* **Listed entries**:
——————————
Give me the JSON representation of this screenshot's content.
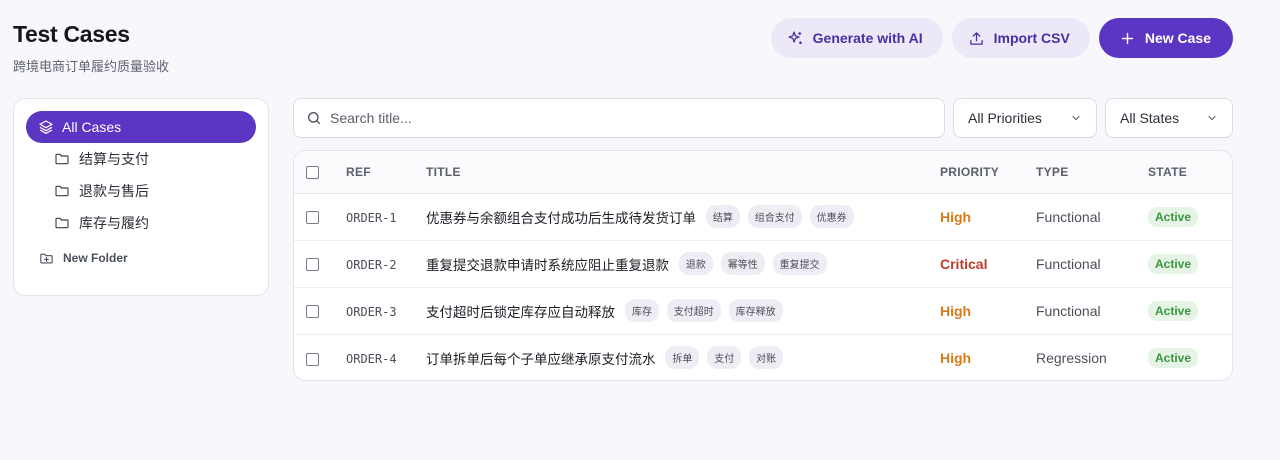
{
  "header": {
    "title": "Test Cases",
    "subtitle": "跨境电商订单履约质量验收"
  },
  "actions": {
    "generate_label": "Generate with AI",
    "import_label": "Import CSV",
    "new_label": "New Case"
  },
  "sidebar": {
    "all_label": "All Cases",
    "folders": [
      "结算与支付",
      "退款与售后",
      "库存与履约"
    ],
    "new_folder_label": "New Folder"
  },
  "search": {
    "placeholder": "Search title..."
  },
  "filters": {
    "priority": "All Priorities",
    "state": "All States"
  },
  "table": {
    "columns": {
      "ref": "REF",
      "title": "TITLE",
      "priority": "PRIORITY",
      "type": "TYPE",
      "state": "STATE"
    },
    "rows": [
      {
        "ref": "ORDER-1",
        "title": "优惠券与余额组合支付成功后生成待发货订单",
        "tags": [
          "结算",
          "组合支付",
          "优惠券"
        ],
        "priority": "High",
        "type": "Functional",
        "state": "Active"
      },
      {
        "ref": "ORDER-2",
        "title": "重复提交退款申请时系统应阻止重复退款",
        "tags": [
          "退款",
          "幂等性",
          "重复提交"
        ],
        "priority": "Critical",
        "type": "Functional",
        "state": "Active"
      },
      {
        "ref": "ORDER-3",
        "title": "支付超时后锁定库存应自动释放",
        "tags": [
          "库存",
          "支付超时",
          "库存释放"
        ],
        "priority": "High",
        "type": "Functional",
        "state": "Active"
      },
      {
        "ref": "ORDER-4",
        "title": "订单拆单后每个子单应继承原支付流水",
        "tags": [
          "拆单",
          "支付",
          "对账"
        ],
        "priority": "High",
        "type": "Regression",
        "state": "Active"
      }
    ]
  },
  "colors": {
    "accent": "#5b35c3",
    "priority_high": "#d97a1a",
    "priority_critical": "#c23a2a",
    "state_active": "#3a9640"
  }
}
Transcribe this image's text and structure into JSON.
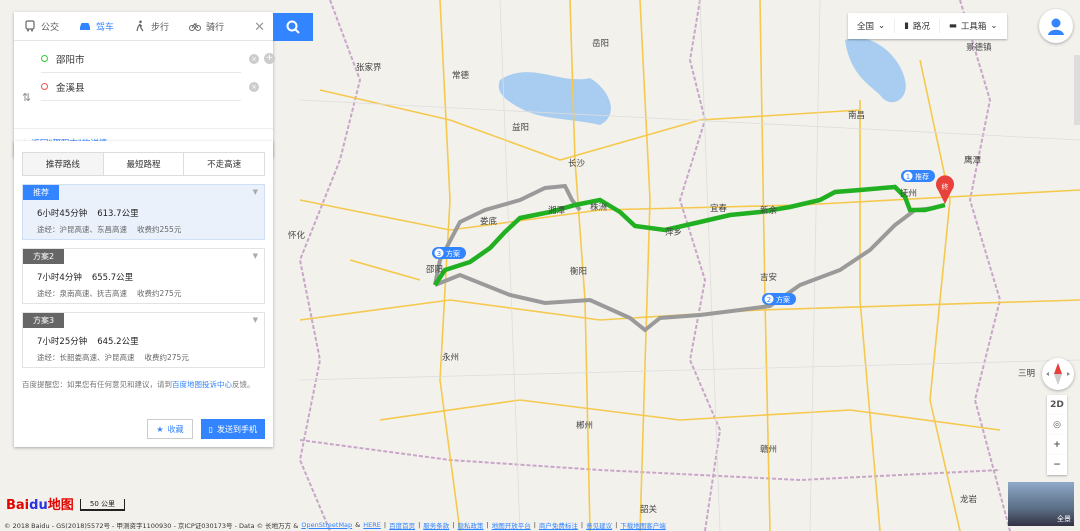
{
  "modes": [
    {
      "label": "公交",
      "icon": "bus-icon"
    },
    {
      "label": "驾车",
      "icon": "car-icon",
      "active": true
    },
    {
      "label": "步行",
      "icon": "walk-icon"
    },
    {
      "label": "骑行",
      "icon": "bike-icon"
    }
  ],
  "search": {
    "start": "邵阳市",
    "end": "金溪县",
    "back": "返回\"邵阳市\"的详情"
  },
  "route_tabs": [
    "推荐路线",
    "最短路程",
    "不走高速"
  ],
  "plans": [
    {
      "tag": "推荐",
      "time": "6小时45分钟",
      "dist": "613.7公里",
      "via": "途经：沪昆高速、东昌高速",
      "fee": "收费约255元"
    },
    {
      "tag": "方案2",
      "time": "7小时4分钟",
      "dist": "655.7公里",
      "via": "途经：泉南高速、抚吉高速",
      "fee": "收费约275元"
    },
    {
      "tag": "方案3",
      "time": "7小时25分钟",
      "dist": "645.2公里",
      "via": "途经：长韶娄高速、沪昆高速",
      "fee": "收费约275元"
    }
  ],
  "tip": {
    "pre": "百度提醒您：如果您有任何意见和建议，请到",
    "link": "百度地图投诉中心",
    "post": "反馈。"
  },
  "buttons": {
    "fav": "收藏",
    "send": "发送到手机"
  },
  "toolbar": {
    "country": "全国",
    "traffic": "路况",
    "tools": "工具箱"
  },
  "controls": {
    "d2": "2D",
    "plus": "+",
    "minus": "−"
  },
  "pano_label": "全景",
  "map": {
    "cities": [
      "南昌",
      "长沙",
      "岳阳",
      "常德",
      "益阳",
      "湘潭",
      "株洲",
      "衡阳",
      "邵阳",
      "永州",
      "郴州",
      "怀化",
      "娄底",
      "宜春",
      "新余",
      "萍乡",
      "吉安",
      "赣州",
      "抚州",
      "鹰潭",
      "景德镇",
      "张家界",
      "三明",
      "龙岩",
      "韶关"
    ],
    "route_labels": [
      {
        "label": "推荐",
        "num": "1"
      },
      {
        "label": "方案",
        "num": "2"
      },
      {
        "label": "方案",
        "num": "3"
      }
    ],
    "end_marker": "终"
  },
  "footer": {
    "copyright": "© 2018 Baidu - GS(2018)5572号 - 甲测资字1100930 - 京ICP证030173号 - Data © 长地万方 &",
    "links": [
      "OpenStreetMap",
      "HERE",
      "百度首页",
      "服务条款",
      "隐私政策",
      "地图开放平台",
      "商户免费标注",
      "意见建议",
      "下载地图客户端"
    ]
  },
  "scale": "50 公里",
  "logo": {
    "bai": "Bai",
    "du": "du",
    "map": "地图"
  },
  "colors": {
    "accent": "#3385ff",
    "route_main": "#21b021",
    "route_alt": "#9a9a9a",
    "end_marker": "#e8403a"
  }
}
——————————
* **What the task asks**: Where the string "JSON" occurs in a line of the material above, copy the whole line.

* **Solved problem**:
Give me the JSON representation of this screenshot's content.
Transcribe this image's text and structure into JSON.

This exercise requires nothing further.